Following the first day’s formal meetings we toured the campus then met with professors and students to discuss ideas. I was so tired that my usual southern charm was wearing thin. Luckily there were a few stops for concocting Nescafe, which was a very important part of keeping me from saying things I shouldn’t.  During coffee breaks we made plans for the following days: wonderful meals and visits to palaces, archaeological sites, and agronomy farms.  A second segment of our trip was much discussed; we would fly to Xi’an to an international conference on heterosis where we could also visit the terra cotta warriors, walk the city wall, and see the bell and drum towers.  This may all seem a bit excessive in the culture department, but it’s not without reason.  Ideas for collaboration blossom with familiarity and time spent together learning about and comparing cultures can do just the trick. It turns out that building civilization, warding off invaders, and trying to feed the masses are all human endeavors. The specifics get lost.

While still in Beijing we made plans for an afternoon trip to the nearby Summer Palace.  We were blown away, both by the palace’s raw beauty and because it was the site of historic decisions that define Eastern civilization.  We walked the grounds and marveled at the intricate architecture, beautiful sculptures including dragon and phoenix, and scenic views of the giant lake covered in water lilies. I had no idea the seeds from the pods of water lilies were edible – these were being sold by vendors.  Because the contingent was all plant biologists, this started a discussion on when and how the various poisonous substances in lilies arose, questions around whether these ‘lilies’ were genuinely in the Liliaceae and not derived from some alternate lineage that just looks like lilies, discussions on how these lilies relate to the lilies we knew were poisonous, and questions about whether the poisonous substances in lilies are derive via conserved metabolic processes related by descent.  Such are the conversations of plant dorks…  I digress.

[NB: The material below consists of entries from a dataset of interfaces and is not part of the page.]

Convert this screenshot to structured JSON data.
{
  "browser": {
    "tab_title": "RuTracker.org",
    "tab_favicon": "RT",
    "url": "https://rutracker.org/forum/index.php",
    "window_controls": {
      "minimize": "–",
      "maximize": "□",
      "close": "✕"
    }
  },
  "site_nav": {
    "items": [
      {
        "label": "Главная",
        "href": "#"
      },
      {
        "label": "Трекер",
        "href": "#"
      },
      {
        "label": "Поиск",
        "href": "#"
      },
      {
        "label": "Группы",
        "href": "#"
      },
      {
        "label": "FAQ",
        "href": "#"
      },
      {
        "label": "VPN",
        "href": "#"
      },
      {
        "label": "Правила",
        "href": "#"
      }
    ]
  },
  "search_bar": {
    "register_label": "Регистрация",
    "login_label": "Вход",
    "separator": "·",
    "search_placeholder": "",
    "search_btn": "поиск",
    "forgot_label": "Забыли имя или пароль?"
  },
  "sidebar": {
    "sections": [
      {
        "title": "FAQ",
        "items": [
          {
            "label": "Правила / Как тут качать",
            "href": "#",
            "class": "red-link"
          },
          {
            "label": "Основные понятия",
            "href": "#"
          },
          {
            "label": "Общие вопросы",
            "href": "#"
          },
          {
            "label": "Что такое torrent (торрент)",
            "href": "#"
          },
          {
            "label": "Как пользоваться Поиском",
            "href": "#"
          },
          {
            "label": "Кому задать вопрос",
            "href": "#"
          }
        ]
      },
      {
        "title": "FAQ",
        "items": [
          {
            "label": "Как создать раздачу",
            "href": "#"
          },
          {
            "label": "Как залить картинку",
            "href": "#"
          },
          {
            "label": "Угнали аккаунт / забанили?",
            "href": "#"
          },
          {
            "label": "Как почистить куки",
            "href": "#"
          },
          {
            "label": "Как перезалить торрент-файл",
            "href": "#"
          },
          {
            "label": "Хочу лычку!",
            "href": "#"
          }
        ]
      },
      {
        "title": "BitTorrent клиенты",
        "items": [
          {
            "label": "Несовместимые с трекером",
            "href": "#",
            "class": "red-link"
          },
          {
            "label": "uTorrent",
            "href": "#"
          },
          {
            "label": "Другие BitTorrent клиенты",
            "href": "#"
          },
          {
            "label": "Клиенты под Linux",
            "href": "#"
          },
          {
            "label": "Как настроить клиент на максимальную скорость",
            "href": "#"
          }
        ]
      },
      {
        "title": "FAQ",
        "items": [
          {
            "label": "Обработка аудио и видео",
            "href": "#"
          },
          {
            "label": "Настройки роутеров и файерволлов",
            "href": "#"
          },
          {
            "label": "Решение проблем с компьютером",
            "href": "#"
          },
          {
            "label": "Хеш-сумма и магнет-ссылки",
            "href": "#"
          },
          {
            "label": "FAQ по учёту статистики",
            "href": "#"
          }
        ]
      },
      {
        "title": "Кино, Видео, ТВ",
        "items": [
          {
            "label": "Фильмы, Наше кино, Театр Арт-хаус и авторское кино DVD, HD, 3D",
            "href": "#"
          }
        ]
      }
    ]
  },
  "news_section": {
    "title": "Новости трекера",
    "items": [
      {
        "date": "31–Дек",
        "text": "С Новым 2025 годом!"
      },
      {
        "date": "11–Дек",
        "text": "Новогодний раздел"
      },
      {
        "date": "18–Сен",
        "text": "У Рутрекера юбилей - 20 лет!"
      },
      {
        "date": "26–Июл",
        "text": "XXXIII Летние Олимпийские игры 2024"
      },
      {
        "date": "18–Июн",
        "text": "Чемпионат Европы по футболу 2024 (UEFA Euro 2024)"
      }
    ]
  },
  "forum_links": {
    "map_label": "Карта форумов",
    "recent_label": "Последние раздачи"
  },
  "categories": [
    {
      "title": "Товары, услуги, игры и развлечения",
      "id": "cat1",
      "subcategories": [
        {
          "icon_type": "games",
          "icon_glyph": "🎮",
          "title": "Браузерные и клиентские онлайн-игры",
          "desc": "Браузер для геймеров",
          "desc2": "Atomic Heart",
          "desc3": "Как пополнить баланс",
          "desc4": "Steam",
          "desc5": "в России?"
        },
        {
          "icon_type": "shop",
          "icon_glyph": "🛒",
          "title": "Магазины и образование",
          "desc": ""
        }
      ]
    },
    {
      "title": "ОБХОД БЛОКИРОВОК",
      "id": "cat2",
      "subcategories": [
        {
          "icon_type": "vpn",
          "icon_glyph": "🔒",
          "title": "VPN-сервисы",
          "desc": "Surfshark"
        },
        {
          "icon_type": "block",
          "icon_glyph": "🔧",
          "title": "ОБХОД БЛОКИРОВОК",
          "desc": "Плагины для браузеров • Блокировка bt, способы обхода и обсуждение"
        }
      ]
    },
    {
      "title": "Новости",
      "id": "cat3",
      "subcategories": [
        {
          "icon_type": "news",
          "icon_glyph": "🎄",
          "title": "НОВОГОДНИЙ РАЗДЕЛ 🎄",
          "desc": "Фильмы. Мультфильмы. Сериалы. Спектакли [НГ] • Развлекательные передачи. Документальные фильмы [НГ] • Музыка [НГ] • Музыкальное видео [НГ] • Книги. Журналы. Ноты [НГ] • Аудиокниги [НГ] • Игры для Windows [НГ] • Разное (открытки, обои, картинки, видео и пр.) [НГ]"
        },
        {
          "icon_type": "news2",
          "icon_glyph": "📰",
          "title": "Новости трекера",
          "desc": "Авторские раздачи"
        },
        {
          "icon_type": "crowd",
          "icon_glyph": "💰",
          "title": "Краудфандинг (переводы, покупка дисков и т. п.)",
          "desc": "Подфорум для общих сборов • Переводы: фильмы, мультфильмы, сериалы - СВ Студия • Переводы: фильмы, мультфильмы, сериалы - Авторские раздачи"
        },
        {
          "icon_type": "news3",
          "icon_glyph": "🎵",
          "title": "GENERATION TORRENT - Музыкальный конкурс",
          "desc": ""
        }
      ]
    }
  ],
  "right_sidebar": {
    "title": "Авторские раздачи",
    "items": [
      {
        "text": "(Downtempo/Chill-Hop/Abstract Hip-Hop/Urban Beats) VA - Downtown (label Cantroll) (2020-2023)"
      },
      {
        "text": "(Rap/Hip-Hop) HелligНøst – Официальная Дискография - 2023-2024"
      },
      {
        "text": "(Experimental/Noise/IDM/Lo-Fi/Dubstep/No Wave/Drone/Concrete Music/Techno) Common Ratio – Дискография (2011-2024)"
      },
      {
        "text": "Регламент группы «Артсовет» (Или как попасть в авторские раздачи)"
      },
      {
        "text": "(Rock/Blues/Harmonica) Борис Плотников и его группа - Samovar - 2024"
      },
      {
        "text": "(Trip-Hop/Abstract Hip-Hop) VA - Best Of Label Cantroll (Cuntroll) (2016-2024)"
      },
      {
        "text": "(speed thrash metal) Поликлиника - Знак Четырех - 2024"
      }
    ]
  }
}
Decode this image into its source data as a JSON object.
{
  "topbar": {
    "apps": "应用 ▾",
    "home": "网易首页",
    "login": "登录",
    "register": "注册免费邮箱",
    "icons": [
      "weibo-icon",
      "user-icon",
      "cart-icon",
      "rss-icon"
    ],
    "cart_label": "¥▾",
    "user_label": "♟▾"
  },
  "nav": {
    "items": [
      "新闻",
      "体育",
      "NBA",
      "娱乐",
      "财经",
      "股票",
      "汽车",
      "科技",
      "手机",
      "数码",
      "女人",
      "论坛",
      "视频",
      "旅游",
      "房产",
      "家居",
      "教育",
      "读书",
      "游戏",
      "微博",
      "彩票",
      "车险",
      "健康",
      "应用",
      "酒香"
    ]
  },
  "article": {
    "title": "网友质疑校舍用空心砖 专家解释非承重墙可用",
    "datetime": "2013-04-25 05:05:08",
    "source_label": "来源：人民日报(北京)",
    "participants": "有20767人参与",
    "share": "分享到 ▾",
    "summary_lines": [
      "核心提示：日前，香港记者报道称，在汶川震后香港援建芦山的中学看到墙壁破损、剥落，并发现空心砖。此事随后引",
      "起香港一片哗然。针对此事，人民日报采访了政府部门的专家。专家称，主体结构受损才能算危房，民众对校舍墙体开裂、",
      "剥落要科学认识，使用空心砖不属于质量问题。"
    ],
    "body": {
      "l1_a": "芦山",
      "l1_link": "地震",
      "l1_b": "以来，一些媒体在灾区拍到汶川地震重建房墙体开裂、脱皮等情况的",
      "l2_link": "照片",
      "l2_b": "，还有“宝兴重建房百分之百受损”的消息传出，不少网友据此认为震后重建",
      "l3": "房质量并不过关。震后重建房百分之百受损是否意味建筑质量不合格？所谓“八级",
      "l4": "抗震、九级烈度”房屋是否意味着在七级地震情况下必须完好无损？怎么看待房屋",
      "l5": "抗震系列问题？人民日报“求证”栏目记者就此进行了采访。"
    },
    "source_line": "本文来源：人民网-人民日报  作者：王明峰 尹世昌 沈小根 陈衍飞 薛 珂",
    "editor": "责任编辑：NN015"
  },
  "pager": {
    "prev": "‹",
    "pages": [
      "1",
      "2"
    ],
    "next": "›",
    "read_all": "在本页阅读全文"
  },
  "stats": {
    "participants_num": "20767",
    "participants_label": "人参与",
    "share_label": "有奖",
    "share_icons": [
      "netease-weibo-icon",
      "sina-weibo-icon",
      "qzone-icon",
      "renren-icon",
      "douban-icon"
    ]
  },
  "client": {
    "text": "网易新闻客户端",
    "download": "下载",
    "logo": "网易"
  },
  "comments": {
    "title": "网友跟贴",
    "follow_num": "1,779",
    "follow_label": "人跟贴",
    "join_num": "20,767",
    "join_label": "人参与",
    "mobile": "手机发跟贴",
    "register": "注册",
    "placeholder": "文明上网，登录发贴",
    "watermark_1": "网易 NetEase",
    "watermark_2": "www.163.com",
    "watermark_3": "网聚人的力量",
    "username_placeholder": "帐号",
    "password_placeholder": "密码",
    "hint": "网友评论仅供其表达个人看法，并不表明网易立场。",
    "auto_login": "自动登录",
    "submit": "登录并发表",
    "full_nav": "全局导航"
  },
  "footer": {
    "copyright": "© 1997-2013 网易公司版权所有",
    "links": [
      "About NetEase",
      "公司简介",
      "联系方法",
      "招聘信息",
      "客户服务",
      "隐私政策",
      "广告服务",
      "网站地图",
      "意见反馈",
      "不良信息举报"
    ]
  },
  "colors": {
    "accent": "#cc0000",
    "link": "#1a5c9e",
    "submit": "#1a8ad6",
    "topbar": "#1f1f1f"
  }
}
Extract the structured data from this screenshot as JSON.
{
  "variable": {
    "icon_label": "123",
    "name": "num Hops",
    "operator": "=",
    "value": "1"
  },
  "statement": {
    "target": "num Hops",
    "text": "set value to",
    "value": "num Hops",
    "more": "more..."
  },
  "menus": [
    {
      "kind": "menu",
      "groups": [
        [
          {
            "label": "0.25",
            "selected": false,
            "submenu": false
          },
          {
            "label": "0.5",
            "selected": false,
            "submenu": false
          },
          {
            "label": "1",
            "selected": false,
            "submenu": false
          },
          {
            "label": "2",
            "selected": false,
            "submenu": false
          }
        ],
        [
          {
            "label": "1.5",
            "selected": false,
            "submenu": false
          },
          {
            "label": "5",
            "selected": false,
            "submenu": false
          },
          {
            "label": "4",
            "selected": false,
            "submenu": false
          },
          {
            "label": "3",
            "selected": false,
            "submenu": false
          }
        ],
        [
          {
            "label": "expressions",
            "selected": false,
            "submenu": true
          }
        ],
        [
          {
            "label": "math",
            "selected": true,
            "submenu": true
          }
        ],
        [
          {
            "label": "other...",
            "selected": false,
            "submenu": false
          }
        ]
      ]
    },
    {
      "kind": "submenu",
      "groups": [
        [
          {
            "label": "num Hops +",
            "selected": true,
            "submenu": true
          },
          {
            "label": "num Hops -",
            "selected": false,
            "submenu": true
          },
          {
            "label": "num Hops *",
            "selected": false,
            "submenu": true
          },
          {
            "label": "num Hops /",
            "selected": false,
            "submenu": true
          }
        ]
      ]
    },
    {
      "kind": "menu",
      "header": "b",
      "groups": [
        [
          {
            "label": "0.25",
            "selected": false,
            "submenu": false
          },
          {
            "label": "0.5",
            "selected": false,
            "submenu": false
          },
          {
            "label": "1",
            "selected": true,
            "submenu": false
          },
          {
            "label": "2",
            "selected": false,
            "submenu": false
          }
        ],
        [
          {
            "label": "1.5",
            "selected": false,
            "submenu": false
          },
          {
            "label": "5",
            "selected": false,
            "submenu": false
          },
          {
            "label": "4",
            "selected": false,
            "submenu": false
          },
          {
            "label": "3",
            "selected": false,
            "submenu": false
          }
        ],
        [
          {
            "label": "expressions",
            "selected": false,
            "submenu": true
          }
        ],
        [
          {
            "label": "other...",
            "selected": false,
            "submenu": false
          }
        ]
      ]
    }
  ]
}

As we were discussing plant biology, the beautiful views, and ideas on how best to get members of our research groups to work together, we came upon a glorified stone gazebo.  I walked inside to find a bronze statue of a scholar – the god Wenchang.  The plaque explained that a matching tower across the lake housed a warrior.  It went on to state that the ruler relied on the help of both scholars and warriors. As my colleagues wandered on,  I just stood there.  I was awestruck by this simple truth and marveled that the emperor appreciated it so much that he had the idea committed to stone and bronze within these matching towers.  Of course both were needed!  The idea that every problem that came to a leader could be solved by one or the other seemed utterly silly. Clearly it’s not either/or.

Scholars and warriors rejoice: the good of the country (any country) and the success of our leaders relies on being prepared not only to be thoughtful and philosophical, but to put muscle, blood, and steel behind our ideals and words.  We’re all in it together.

{Top image credit: Cultural China}